    The extraction industries have always had a “leg up” over any others in the state and, as long as they continue to funnel money into the state coffers, they always will enjoy protected status. The additional costs to require a driller to totally reclaim a site are really not all that much especially if you consider what it costs just to set up and drill a well in some other states.

    The cumulative costs after decades of allowing old sites to rot are astronomical though. If a site had been reclaimed after it was drilled in the 60s it would not be costing us hundreds of thousands of dollars now. Clean up costs should be part of the permit. Require a cash bond to exceed expected clean up costs and refund that bond when the reclamation is complete. Why is that so hard?

    Arguing that the pain of recovering a well needs to be spread out over the entire population is ridiculous. The public pays their fair share at the pump and should not be on the hook with their federal taxes as well. Then to try to imply that there would be more clean up funds and less complaining if the government would not fund Medicaid, disabled and elderly programs, and mental health is fairly typical of someone who gets called out when they are getting “something for nothing”.

  2. Great comments Bob. There is a strong argument for some public funding of orphaned well reclamation though. I worked for Atlantic Richfield years ago and they did a study of just who benefits the most from oil and gas production in the continental US. The study found that for every dollar of profit distributed to shareholders of the company $14 of tax was paid to the various governmental entities. We see that affect in Hot Springs County where 75-80% of the counties funding is generated by oil and gas production. When produced oil and gas is sold, everyone but the producer is paid first, and, if there is any profit the company gets its share last. Thus over-riding royalties, severance taxes, ad valorum taxes, ect. are paid first long before the company gets their share. The cash flow to government is so lucrative that the Federal government increased there royalty from 12 1/2% to 17 1/2% on some mineral production – they love the inflow of tax revenue. I watched the early days of the Jonah field and concluded the State government and Federal government pushed the project through primarily out of greed for the tax funds. These tax funds are used for all sorts of government programs but I feel they support Medicaid, funds for disabled citizens, elderly, mental health treatment, etc. which are very dependent on public funding.

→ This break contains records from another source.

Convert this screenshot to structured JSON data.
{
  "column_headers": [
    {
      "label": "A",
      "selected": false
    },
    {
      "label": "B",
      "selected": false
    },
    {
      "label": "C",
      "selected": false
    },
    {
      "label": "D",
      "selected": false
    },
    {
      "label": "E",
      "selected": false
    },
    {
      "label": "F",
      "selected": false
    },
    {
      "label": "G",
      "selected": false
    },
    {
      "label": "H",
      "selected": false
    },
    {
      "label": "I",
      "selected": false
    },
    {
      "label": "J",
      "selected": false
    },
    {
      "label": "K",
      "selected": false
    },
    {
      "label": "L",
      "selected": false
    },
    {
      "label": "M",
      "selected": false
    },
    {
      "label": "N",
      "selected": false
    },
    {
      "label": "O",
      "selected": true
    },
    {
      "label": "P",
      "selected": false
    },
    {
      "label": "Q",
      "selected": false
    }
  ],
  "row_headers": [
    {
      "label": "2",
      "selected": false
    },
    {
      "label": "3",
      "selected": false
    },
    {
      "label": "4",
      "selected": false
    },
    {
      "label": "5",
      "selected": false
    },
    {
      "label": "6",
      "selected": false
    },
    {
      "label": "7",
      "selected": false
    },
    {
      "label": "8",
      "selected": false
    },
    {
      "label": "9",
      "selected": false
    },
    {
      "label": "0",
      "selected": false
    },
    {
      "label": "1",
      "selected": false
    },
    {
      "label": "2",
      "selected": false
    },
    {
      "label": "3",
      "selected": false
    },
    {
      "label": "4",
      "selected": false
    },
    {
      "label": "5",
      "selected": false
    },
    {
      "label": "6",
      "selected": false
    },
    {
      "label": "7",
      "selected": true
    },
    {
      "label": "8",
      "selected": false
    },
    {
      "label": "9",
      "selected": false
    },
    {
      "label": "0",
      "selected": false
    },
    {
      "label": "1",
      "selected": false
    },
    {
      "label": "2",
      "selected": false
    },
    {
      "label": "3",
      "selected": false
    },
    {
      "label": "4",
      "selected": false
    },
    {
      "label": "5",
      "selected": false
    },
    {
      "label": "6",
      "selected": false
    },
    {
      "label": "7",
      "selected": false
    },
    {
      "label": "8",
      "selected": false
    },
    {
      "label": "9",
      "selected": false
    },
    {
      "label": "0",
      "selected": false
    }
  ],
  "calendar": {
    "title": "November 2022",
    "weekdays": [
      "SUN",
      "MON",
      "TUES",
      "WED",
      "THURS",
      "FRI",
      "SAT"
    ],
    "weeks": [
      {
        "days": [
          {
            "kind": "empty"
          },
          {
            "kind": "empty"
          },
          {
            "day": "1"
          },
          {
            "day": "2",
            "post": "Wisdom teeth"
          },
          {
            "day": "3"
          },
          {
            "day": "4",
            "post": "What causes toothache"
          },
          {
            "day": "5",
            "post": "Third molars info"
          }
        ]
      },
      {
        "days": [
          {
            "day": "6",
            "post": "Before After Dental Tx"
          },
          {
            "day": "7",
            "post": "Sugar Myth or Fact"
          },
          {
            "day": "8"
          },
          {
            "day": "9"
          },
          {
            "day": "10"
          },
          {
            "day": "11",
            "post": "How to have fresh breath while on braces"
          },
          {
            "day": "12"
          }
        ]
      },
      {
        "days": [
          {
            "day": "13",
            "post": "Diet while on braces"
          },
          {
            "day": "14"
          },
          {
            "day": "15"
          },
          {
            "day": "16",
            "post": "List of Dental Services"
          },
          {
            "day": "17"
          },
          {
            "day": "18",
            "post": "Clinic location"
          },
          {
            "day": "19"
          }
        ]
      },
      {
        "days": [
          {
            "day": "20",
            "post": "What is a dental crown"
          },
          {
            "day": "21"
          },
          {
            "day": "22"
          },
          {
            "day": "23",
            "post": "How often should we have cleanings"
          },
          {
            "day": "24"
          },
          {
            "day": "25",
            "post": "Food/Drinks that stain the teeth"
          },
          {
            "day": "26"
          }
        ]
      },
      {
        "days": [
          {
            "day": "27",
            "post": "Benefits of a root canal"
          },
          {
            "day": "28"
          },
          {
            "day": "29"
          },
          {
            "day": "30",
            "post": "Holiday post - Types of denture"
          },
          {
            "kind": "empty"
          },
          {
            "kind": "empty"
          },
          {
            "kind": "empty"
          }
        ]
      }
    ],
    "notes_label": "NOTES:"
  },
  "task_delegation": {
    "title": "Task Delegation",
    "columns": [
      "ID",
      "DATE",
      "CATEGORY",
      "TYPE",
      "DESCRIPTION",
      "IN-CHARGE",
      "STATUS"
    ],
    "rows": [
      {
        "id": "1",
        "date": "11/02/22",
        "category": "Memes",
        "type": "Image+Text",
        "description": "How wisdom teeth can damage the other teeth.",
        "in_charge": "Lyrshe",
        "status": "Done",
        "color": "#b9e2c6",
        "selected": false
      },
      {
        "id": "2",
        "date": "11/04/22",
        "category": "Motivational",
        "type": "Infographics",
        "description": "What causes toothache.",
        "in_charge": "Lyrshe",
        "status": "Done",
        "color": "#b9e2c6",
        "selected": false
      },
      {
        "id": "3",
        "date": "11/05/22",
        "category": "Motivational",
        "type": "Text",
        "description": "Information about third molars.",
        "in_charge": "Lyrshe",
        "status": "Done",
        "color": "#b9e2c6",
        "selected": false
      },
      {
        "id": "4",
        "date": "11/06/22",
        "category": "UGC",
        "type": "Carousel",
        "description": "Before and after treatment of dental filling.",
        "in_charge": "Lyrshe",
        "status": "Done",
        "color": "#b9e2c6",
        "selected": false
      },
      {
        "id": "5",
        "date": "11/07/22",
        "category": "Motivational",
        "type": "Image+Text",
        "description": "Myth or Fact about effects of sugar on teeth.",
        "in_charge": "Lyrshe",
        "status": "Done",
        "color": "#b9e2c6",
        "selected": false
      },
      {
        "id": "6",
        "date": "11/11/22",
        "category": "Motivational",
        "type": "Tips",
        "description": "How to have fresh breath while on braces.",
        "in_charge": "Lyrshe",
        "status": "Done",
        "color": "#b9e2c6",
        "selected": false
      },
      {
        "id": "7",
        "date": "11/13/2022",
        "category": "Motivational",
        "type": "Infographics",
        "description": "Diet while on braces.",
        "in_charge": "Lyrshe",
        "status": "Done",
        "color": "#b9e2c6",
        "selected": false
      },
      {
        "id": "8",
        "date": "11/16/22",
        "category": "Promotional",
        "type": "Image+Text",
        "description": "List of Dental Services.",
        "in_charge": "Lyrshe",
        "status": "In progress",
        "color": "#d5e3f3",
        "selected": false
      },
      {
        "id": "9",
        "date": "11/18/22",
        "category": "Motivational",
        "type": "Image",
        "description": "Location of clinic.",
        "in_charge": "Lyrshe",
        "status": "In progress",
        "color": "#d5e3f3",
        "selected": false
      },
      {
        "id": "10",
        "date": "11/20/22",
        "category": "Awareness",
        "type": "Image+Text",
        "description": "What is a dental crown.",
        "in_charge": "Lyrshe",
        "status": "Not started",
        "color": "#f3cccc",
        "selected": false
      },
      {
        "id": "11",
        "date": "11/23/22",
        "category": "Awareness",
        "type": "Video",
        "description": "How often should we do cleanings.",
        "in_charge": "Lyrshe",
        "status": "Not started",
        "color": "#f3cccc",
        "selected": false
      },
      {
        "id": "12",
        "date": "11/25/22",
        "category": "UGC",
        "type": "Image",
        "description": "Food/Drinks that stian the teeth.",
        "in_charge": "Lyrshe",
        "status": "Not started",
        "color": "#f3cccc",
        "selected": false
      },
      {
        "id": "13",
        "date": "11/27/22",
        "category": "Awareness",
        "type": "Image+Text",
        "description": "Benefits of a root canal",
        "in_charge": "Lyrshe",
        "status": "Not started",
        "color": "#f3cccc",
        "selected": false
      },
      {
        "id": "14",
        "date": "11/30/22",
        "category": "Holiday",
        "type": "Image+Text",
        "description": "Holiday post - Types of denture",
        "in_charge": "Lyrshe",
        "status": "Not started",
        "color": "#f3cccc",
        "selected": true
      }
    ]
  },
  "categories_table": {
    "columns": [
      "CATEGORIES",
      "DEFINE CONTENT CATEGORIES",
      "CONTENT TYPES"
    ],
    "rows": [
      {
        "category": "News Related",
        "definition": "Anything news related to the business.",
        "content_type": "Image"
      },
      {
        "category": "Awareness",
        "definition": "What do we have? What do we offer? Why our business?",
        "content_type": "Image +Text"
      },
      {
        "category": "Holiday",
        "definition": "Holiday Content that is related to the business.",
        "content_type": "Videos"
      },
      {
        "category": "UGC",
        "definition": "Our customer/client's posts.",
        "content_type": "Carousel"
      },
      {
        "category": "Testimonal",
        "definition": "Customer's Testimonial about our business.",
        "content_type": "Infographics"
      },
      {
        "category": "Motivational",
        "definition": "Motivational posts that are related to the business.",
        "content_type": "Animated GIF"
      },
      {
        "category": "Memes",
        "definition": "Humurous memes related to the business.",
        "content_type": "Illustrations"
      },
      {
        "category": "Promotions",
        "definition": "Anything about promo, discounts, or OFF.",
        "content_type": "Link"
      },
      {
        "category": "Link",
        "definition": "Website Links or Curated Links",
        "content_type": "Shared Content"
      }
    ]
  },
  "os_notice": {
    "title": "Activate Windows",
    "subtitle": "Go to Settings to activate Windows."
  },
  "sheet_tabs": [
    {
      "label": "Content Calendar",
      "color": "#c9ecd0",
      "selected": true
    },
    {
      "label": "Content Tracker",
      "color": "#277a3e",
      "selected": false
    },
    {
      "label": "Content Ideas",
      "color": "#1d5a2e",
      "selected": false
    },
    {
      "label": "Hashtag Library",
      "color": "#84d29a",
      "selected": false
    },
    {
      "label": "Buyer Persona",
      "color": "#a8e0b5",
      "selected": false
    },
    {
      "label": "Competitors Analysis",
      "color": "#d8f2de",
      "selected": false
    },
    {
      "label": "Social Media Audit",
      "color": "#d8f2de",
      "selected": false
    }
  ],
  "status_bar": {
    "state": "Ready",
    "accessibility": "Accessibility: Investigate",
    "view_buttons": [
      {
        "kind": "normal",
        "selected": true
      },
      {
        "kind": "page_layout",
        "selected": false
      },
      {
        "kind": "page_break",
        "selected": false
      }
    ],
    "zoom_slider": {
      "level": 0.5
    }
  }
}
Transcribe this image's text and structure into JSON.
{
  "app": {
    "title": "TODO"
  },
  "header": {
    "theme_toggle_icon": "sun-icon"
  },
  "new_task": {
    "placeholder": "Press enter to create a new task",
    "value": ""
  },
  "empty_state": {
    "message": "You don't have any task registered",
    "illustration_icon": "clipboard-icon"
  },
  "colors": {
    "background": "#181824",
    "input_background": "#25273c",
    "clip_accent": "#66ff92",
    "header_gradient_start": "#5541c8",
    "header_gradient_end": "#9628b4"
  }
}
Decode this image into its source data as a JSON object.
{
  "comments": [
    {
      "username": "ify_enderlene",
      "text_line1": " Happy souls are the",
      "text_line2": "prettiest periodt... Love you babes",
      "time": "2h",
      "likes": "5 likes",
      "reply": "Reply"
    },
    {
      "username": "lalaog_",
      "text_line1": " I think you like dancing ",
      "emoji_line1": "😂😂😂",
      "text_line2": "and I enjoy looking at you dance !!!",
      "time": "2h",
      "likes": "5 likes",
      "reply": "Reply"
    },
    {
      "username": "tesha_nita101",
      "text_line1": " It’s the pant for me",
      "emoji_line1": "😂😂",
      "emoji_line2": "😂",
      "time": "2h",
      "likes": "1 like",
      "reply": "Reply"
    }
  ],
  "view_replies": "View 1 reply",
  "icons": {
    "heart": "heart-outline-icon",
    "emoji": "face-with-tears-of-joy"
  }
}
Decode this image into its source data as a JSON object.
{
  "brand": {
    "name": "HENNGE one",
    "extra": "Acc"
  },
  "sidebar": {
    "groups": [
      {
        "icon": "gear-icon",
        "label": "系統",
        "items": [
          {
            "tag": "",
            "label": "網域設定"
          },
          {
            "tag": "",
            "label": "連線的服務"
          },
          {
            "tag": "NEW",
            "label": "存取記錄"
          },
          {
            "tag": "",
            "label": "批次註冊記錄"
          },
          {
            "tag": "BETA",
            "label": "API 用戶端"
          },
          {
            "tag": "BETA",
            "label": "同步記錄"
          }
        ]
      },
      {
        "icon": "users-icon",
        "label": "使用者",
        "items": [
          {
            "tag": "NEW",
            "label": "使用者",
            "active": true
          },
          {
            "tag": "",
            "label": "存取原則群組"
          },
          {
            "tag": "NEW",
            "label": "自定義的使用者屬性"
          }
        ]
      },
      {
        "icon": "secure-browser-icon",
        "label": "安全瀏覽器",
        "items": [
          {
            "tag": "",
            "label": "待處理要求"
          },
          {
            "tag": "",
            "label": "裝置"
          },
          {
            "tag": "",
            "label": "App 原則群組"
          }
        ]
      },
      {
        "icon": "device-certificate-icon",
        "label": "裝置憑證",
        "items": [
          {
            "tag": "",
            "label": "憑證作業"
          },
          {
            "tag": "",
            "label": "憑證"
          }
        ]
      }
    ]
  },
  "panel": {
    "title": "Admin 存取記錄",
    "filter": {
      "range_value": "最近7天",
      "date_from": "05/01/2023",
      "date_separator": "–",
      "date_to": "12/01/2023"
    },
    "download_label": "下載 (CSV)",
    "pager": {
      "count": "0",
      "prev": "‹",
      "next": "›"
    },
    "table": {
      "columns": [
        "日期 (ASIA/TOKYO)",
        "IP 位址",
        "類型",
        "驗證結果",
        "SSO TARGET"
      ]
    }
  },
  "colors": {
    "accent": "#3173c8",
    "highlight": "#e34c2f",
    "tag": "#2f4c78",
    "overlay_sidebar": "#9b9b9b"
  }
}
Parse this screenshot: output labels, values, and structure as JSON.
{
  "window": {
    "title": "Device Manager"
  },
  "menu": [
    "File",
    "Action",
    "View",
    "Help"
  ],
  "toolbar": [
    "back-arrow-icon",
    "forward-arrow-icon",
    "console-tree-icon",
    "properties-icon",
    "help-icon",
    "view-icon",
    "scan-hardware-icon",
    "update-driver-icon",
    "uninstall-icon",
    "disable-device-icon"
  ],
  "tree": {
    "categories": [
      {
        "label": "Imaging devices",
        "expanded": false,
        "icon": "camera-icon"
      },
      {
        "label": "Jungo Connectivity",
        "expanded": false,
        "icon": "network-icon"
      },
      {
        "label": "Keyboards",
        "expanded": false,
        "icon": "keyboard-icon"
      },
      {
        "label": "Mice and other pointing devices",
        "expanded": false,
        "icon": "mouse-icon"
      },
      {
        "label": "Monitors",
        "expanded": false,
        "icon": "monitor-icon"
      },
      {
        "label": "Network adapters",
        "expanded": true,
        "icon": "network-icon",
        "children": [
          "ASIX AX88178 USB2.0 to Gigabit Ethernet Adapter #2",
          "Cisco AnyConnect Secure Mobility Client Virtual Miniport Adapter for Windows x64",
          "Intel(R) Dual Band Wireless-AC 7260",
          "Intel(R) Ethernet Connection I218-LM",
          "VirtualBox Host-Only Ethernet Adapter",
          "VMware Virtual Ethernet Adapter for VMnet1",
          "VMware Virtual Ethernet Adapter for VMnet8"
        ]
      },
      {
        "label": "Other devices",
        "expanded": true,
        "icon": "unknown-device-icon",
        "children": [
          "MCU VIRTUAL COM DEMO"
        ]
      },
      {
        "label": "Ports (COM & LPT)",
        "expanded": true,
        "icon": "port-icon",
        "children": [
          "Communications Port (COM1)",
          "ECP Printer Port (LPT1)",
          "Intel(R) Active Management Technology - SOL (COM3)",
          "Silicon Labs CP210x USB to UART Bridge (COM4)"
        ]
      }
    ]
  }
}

Abandoned wells are the down side of mineral production but I feel it offsets the negative impact to a certain extent – bottom line is that government is addicted to oil and gas tax receipts.